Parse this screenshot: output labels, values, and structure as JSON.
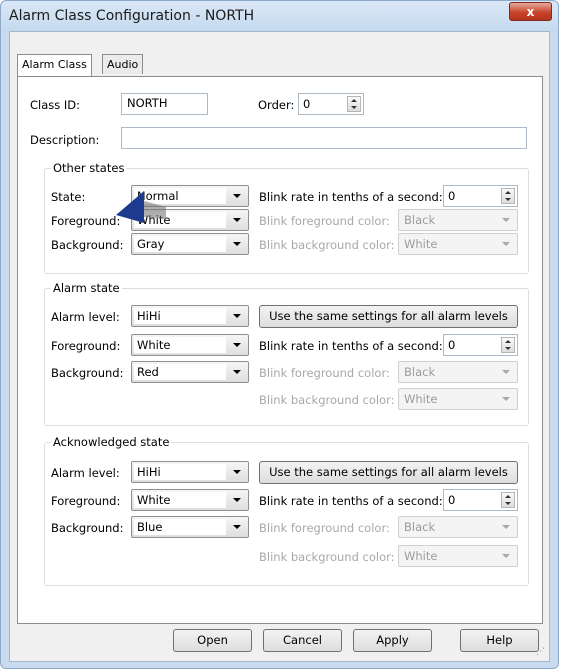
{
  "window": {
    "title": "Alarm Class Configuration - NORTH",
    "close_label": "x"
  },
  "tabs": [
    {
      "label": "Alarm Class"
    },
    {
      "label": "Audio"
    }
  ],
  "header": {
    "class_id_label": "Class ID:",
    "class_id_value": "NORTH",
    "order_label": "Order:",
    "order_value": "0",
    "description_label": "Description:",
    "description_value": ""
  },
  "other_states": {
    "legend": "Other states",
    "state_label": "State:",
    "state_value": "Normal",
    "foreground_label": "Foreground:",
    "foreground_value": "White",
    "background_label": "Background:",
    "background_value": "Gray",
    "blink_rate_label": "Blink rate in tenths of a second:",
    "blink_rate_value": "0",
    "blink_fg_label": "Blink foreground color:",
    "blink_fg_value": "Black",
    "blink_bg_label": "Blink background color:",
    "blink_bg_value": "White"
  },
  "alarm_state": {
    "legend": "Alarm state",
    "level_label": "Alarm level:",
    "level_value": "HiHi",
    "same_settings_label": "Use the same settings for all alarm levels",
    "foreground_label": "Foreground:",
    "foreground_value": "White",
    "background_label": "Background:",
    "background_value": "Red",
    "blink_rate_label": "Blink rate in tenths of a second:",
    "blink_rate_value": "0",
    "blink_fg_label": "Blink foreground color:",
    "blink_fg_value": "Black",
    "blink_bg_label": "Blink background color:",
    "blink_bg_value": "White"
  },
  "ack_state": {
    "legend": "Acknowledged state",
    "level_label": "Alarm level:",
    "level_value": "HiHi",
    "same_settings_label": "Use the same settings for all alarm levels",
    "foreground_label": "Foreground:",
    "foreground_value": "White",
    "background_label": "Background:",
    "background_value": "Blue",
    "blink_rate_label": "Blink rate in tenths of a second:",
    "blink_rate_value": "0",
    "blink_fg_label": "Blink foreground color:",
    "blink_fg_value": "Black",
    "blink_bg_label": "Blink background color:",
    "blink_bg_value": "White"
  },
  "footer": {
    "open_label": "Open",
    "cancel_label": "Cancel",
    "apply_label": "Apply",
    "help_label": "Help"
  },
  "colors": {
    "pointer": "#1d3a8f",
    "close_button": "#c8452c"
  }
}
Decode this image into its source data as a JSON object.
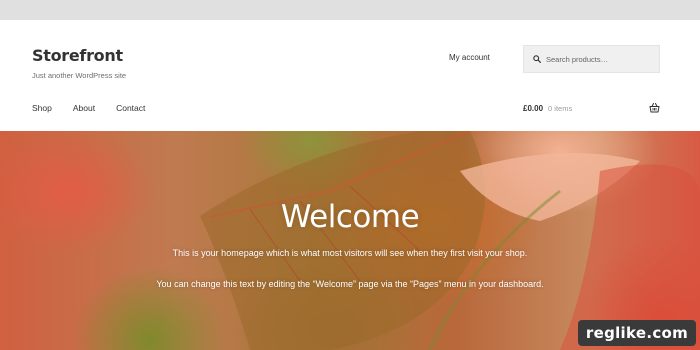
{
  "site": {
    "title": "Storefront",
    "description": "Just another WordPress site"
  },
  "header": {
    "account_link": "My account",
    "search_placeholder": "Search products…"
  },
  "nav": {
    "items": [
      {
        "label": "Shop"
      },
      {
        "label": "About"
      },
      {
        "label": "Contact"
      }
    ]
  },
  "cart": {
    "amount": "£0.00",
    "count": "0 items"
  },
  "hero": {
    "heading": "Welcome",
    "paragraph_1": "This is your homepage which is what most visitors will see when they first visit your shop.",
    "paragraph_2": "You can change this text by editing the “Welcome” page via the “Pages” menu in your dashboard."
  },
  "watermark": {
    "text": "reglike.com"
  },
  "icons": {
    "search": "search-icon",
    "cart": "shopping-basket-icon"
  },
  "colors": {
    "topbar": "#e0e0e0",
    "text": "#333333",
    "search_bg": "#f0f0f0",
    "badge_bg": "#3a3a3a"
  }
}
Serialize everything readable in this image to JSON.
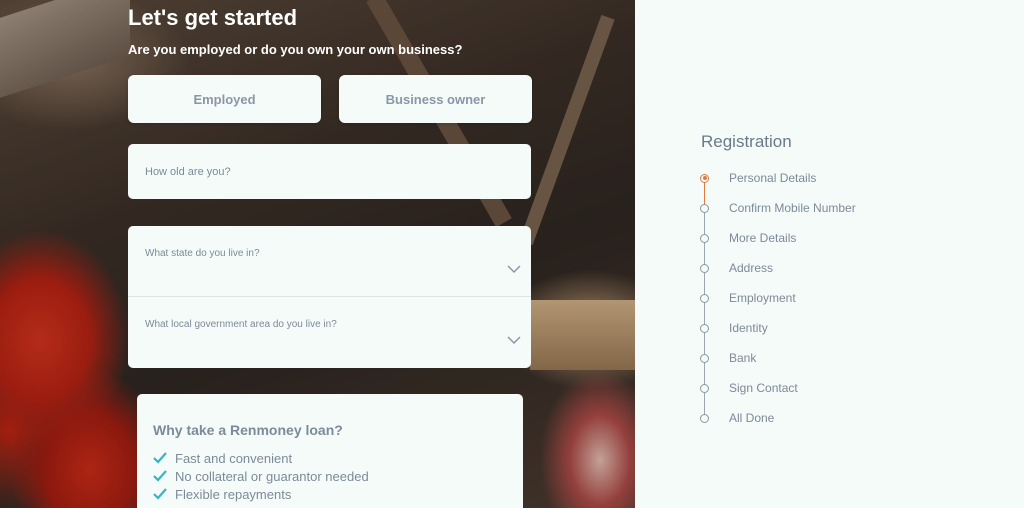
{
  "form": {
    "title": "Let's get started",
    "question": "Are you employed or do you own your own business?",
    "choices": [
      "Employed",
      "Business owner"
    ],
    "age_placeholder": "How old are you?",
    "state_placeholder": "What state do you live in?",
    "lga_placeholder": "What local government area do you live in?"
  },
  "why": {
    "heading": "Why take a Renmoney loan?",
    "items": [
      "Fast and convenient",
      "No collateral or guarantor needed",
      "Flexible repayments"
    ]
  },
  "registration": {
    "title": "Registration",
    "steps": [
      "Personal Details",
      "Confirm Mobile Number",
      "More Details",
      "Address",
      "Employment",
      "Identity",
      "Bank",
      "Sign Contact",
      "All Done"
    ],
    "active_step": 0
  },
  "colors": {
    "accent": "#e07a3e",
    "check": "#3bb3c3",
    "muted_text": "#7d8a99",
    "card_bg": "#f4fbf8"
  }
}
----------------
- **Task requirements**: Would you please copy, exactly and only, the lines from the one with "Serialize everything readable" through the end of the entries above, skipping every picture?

- **Response box**:
Serialize everything readable in this image to JSON.
{
  "form": {
    "title": "Let's get started",
    "question": "Are you employed or do you own your own business?",
    "choices": [
      "Employed",
      "Business owner"
    ],
    "age_placeholder": "How old are you?",
    "state_placeholder": "What state do you live in?",
    "lga_placeholder": "What local government area do you live in?"
  },
  "why": {
    "heading": "Why take a Renmoney loan?",
    "items": [
      "Fast and convenient",
      "No collateral or guarantor needed",
      "Flexible repayments"
    ]
  },
  "registration": {
    "title": "Registration",
    "steps": [
      "Personal Details",
      "Confirm Mobile Number",
      "More Details",
      "Address",
      "Employment",
      "Identity",
      "Bank",
      "Sign Contact",
      "All Done"
    ],
    "active_step": 0
  },
  "colors": {
    "accent": "#e07a3e",
    "check": "#3bb3c3",
    "muted_text": "#7d8a99",
    "card_bg": "#f4fbf8"
  }
}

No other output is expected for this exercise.